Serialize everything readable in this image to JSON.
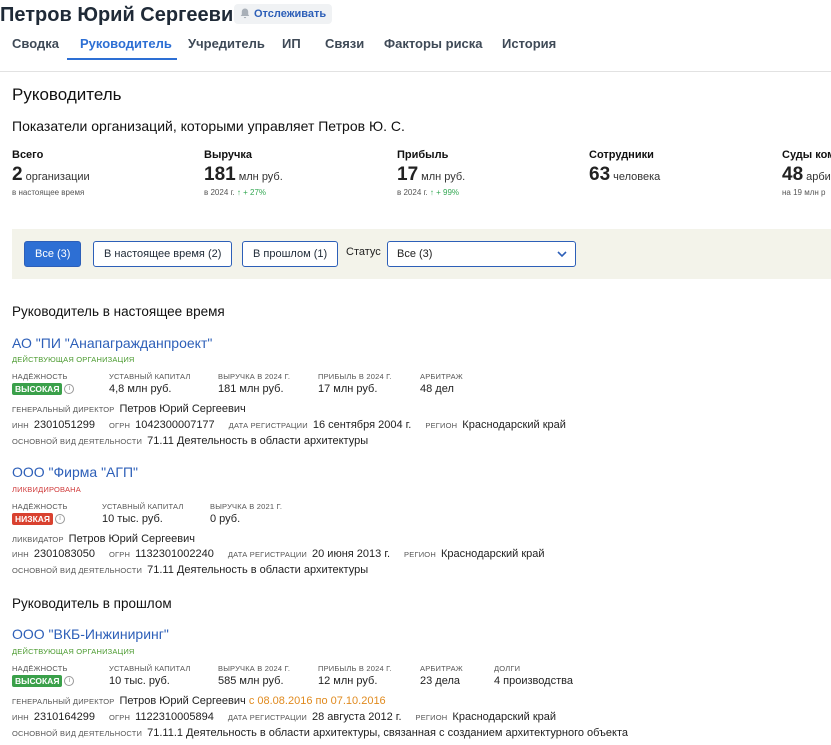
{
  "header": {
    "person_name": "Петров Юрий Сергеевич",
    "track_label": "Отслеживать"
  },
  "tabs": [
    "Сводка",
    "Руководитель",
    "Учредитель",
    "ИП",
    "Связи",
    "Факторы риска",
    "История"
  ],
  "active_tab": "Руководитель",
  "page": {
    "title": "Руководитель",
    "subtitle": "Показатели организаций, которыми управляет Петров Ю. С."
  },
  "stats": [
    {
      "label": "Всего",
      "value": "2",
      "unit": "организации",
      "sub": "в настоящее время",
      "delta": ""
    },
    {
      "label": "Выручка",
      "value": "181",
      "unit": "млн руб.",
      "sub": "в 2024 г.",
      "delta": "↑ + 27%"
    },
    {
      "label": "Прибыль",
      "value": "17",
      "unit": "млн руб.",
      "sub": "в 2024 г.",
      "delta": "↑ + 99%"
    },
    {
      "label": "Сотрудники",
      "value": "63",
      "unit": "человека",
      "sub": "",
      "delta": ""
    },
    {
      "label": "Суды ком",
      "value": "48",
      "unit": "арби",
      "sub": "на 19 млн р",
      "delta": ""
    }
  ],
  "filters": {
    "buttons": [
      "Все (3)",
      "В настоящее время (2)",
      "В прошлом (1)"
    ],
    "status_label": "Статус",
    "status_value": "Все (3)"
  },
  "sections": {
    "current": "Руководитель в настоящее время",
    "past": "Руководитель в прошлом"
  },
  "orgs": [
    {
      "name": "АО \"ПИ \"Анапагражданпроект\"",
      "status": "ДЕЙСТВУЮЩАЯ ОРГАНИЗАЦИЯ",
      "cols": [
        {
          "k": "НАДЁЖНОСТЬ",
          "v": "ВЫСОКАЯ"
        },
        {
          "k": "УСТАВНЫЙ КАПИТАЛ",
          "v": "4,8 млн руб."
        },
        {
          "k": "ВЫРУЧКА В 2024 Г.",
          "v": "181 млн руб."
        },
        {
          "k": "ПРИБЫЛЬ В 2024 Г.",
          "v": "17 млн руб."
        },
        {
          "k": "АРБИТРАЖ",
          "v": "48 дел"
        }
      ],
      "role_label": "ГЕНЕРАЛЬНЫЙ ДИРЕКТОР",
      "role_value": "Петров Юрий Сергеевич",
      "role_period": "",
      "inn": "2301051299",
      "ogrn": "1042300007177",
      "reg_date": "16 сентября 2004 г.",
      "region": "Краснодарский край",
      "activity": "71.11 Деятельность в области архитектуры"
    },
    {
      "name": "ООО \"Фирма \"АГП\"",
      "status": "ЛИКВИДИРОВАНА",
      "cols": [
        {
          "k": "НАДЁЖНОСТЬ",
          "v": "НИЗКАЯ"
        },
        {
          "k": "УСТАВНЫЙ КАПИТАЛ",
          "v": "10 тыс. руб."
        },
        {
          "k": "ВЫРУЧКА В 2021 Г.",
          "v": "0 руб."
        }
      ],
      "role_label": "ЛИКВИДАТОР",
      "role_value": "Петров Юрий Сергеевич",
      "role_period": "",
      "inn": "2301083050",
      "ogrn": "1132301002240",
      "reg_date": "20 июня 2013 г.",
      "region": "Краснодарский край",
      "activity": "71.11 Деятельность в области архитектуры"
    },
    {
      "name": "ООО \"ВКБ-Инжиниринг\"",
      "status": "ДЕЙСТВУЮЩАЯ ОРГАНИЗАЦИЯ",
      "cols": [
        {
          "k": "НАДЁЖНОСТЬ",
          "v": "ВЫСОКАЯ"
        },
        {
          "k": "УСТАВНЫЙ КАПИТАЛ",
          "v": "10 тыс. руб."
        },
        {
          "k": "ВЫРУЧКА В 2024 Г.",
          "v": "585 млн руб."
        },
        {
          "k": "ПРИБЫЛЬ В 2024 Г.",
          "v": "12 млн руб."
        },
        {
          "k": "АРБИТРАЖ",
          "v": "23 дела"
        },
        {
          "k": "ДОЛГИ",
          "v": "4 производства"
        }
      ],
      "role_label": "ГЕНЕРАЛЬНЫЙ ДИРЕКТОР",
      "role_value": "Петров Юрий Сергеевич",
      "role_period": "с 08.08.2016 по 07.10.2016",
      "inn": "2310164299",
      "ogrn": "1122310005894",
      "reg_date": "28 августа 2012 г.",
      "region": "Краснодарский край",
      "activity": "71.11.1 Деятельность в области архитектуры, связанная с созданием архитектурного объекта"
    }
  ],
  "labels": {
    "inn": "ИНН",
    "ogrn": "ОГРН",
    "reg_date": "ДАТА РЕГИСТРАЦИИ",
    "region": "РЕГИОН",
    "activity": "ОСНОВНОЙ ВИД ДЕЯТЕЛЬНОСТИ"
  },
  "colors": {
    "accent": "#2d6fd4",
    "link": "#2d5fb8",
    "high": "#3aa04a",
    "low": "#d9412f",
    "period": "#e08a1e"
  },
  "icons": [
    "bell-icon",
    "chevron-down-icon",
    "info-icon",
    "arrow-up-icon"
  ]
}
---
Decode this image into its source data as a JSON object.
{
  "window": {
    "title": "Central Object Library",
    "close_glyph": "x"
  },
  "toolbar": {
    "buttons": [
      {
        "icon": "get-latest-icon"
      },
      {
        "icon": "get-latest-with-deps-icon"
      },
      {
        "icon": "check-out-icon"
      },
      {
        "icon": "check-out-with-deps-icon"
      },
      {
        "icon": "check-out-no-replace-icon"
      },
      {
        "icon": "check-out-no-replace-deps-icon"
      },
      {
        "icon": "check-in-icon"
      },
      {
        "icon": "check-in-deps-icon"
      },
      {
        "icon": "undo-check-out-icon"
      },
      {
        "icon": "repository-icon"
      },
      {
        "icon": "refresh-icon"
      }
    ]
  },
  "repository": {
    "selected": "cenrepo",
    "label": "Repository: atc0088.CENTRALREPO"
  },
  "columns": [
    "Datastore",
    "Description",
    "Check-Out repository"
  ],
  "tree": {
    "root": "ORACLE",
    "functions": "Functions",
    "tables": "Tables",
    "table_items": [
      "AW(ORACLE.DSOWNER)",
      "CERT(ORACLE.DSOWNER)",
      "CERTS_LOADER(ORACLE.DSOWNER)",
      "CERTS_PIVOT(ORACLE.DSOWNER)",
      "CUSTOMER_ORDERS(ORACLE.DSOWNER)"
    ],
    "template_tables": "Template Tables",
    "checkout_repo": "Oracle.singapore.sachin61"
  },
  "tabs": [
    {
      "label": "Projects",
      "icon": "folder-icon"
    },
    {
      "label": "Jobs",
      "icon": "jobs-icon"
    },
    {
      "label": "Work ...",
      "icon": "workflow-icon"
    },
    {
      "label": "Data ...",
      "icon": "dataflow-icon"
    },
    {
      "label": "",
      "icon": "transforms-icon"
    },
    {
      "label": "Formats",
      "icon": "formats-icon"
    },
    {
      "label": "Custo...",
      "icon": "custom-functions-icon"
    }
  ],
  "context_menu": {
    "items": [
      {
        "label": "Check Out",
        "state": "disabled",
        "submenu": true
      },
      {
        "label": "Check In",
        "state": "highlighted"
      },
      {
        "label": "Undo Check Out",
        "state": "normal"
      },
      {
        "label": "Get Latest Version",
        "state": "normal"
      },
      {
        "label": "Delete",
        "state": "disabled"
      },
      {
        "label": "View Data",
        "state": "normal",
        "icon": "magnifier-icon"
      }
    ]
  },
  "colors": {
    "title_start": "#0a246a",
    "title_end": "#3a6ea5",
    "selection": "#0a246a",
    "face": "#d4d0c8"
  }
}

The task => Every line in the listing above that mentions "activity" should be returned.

Reply to the exercise =>
      "activity": "71.11 Деятельность в области архитектуры"
      "activity": "71.11 Деятельность в области архитектуры"
      "activity": "71.11.1 Деятельность в области архитектуры, связанная с созданием архитектурного объекта"
    "activity": "ОСНОВНОЙ ВИД ДЕЯТЕЛЬНОСТИ"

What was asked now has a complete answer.